My oldest son Robert is a senior at Grandview, and he is inching his way toward graduation
Having lived through the experience of a Preview Day at a state university in recent weeks (how do college students walk that much, but then that could explain the plethora of bicyles), and as the reality of my oldest going to that "green" place is sinking in, we have started to discuss possible majors. His choice, and it gives me pause and pride and then fear again, is to become an educator.
More specifically, he wants to teach math and coach football. If he is to go that pathway, and he could change his mind, as reportedly 80% of freshmen surveyed do change their majors, I want him to keep some things in mind on how he should conduct himself as a professional and what is best route to go. This has been hard earned knowledge. Why wouldn't I share it with him? (The taking it part is trickier.) I will start with these five things:
1. Look for entry level positions with a spirit of humility. You don't know all you don't know until you actually get out into the coaching ranks and secure that first classroom. Learning to drive a bus, write a lesson plan that has some sense of coherence, the appropriate tone to take in given situations. Being willing to take on the extra duty to learn how to do it, and this may involve laundry or field striping or sweeping the gym floor, will give depth and texture and appreciation to every strata, and competence is admired and noticed. Starting off at a middle school is a wise place to lay a foundation.
2. Show up for all meetings prepared, regardless of their importance, with a contribution to make that is about calm assertion. Do your homework on grades on little Johny, with a sample of work or an anecdote of misbehavior that doesn't judge but calls attention to need. Shake hands with parents, stay off your phone, talk quietly and if necessary forcefully, but don't let them ever know you would rather be some place else. Start all meetings the way you should run practice, which is to state an objective, then pursue it, with a closing restatement of goals at the end. Stay courteous, no matter what. And the time will come when faced with explosiveness, rudeness, wrongheadedness or just straight up nuttiness, you will feel the urge to bite someone. Always stay in character as the calm professional. When possible, "staff" ahead of time and de-brief with other professionals aftewards. You will find that you are not alone, and you will gain balance in your emotions and approach.
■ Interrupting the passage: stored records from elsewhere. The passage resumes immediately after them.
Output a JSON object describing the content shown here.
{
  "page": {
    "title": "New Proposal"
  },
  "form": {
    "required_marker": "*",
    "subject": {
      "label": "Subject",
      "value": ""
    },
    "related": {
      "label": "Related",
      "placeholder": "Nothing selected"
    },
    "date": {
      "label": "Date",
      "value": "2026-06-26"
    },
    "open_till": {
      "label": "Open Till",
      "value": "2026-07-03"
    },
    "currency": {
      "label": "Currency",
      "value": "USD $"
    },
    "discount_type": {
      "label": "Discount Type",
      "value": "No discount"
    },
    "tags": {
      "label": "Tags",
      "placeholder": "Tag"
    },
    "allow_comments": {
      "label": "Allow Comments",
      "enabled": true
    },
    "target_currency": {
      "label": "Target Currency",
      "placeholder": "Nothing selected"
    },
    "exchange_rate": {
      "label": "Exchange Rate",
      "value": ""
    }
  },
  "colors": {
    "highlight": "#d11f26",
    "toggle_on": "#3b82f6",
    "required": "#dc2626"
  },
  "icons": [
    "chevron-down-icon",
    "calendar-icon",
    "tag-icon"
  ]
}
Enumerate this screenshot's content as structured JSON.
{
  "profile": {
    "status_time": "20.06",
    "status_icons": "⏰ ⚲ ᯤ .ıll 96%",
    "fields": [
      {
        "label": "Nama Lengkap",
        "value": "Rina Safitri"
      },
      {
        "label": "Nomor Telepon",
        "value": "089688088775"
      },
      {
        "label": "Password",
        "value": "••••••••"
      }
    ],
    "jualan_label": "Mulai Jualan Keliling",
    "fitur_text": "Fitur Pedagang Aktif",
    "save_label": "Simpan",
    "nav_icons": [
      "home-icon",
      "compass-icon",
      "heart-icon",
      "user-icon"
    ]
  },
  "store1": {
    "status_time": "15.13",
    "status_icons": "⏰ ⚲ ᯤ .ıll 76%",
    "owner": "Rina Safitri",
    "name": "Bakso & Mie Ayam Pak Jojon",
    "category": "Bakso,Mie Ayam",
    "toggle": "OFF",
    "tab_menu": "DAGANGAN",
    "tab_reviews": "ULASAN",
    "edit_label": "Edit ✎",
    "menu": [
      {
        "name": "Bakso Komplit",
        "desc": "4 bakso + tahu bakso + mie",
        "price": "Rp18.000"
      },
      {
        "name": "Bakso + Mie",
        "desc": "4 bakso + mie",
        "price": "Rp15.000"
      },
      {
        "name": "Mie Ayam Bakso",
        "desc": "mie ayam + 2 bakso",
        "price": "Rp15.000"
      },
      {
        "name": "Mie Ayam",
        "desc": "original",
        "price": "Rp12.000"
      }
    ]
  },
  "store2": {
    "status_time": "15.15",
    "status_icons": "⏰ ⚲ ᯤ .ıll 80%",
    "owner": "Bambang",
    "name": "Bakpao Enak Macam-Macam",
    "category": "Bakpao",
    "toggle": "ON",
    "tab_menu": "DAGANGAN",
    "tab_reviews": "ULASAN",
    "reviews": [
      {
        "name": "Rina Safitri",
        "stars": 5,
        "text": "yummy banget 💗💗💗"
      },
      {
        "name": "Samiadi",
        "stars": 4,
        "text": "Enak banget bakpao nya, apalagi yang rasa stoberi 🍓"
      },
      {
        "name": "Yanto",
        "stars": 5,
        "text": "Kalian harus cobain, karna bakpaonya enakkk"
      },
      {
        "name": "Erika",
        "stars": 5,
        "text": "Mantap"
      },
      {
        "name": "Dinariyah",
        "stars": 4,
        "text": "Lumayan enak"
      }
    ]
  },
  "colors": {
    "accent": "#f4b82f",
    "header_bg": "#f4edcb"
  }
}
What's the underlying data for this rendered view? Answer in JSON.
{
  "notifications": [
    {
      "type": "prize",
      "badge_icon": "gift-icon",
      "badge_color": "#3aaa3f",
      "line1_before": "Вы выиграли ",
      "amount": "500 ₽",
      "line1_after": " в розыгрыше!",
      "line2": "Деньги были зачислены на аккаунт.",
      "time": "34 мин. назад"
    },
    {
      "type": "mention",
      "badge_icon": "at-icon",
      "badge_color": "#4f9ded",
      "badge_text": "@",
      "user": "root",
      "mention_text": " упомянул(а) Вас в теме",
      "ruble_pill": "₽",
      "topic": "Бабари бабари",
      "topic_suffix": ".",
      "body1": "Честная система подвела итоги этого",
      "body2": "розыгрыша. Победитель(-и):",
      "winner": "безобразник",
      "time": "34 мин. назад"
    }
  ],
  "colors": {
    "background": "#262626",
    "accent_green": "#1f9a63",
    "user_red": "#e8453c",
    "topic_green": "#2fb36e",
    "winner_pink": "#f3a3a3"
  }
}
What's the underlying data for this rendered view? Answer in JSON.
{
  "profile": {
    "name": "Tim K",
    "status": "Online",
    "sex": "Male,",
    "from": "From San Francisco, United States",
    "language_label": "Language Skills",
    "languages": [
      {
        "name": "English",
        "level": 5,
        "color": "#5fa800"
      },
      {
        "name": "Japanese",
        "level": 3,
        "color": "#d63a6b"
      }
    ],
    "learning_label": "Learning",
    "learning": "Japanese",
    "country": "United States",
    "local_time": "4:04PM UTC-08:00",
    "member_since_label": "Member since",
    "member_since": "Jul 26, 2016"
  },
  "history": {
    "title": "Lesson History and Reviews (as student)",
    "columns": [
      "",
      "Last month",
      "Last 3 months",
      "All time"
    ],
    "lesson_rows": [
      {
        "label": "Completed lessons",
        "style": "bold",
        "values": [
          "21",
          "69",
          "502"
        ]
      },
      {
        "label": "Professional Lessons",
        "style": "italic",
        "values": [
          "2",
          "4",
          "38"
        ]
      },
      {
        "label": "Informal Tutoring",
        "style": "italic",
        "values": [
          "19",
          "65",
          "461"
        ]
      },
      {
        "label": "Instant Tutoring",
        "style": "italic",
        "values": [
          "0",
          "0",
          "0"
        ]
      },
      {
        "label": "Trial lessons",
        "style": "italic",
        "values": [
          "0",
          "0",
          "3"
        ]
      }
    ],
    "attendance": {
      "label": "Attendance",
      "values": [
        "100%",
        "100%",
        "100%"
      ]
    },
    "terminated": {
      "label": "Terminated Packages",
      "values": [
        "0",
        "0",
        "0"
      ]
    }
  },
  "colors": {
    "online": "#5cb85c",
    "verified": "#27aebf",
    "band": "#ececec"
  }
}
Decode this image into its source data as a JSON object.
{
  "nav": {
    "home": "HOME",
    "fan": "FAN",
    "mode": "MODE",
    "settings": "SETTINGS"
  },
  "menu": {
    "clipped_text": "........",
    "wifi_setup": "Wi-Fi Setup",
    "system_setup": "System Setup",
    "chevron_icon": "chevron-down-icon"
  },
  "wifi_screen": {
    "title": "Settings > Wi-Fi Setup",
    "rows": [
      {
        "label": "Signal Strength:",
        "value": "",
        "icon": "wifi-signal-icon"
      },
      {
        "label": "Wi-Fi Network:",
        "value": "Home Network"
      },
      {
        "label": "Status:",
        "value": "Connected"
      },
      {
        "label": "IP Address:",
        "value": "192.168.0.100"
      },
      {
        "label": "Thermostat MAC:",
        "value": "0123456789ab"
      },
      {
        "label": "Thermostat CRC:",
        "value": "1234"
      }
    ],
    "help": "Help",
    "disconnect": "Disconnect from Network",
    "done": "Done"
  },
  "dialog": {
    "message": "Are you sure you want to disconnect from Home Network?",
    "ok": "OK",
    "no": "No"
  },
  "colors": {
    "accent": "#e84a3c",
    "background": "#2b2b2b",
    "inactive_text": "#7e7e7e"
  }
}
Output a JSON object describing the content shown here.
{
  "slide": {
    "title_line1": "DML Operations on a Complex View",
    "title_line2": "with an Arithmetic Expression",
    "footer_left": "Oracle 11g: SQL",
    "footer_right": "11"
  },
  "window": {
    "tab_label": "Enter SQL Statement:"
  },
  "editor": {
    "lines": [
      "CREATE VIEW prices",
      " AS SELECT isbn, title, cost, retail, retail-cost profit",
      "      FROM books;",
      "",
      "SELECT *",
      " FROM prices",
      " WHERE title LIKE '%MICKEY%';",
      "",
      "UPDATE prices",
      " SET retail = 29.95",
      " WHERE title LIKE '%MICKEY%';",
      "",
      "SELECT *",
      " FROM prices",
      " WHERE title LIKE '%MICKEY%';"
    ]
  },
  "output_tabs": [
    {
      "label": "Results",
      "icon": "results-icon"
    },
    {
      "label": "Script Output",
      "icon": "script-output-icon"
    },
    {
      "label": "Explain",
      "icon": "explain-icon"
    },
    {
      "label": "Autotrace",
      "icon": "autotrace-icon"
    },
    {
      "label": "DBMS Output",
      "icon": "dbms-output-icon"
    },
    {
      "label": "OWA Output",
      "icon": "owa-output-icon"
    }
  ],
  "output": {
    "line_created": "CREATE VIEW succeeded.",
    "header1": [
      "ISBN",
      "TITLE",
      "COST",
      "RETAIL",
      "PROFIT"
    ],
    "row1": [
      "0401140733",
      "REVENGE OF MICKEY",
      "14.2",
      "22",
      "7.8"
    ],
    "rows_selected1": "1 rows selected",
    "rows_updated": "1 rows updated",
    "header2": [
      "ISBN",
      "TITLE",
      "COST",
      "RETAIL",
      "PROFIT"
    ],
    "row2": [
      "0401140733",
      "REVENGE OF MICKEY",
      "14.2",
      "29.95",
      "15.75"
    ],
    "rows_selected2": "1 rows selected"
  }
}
3. Teach as long as you can, as hard as you can, and as good as you can, MINIMUM, 90% of the time, as a goal you set. Now, I know that may be saying that one should take 10 days off a semester, but what that is referencing is the reality that there are going to be days that you are tired, ill, out of sorts on the content of the lesson or the pace of the class, and while you must do the job of maintaining standards of performance and expectation, there might be days for remediation, for that special food day, a day when many of your students are gone, and you can't move forward with a major lesson. Yes, dare to show a relevant movie or an irrelevant, as a reward, not as a rule. Make those rare opportunities to bond, to give students a human side, to take a breather, to gird themselves and you for the next challenge, then move forward renewed. Take a "mental health" day, once or twice per semester, to recharge and come back stronger and clearheaded, if you feel the "thousand yard stare" coming on, and that is something that you will understand when you experience it.
4. Be a "go-to" guy on your campus. Serve on a committee, offer to drive that bus to that field trip, be vigilant on hall duty/lunch duty/bus duty, and don't forget to bring food to that gathering. Bring up that fight before it gets started. Cover a class when Mrs. Schwartz has to go to the dentist with her dog with a spirit of willingness and generosity. It is those moments that others will remember when they view you beyond your classroom or field performance, and it may help you keep your job or get the next one.
5. Dress for success every single day. Now, I know that may seem superficial, but there is a respect for your profession and those you are teaching when you wear that Zebra tie the first day of school, have the appropriate shoes, take part in theme days with some creativity and fun. Following a professional dress code may seem like a no-brainer, but I have known many, both male and female, who look like they just rolled out of bed, ate Sonic in the car, and smelled like old cheese on the way past toward the lounge. Doesn't breed confidence; does open the door to a pervasive disrespect.
These may all seem common sense or obvious, but way back in 1990, long before graying hair and children, I was young and dumb and full of gum. I learned hard lessons, and so will you. You will falter, and you may even fall. The getting up part, the grinding, the moving forward to the next challenge will define you. Along the way, wear a clean shirt, smile politely, and don't forget the school secretary's birthday.
One last word of advice, if you chose to accept this mission: above all, love what you do, or go do something else. There is no greater profession to do more good or harm than teaching.
Sure you don't want to be an engineer?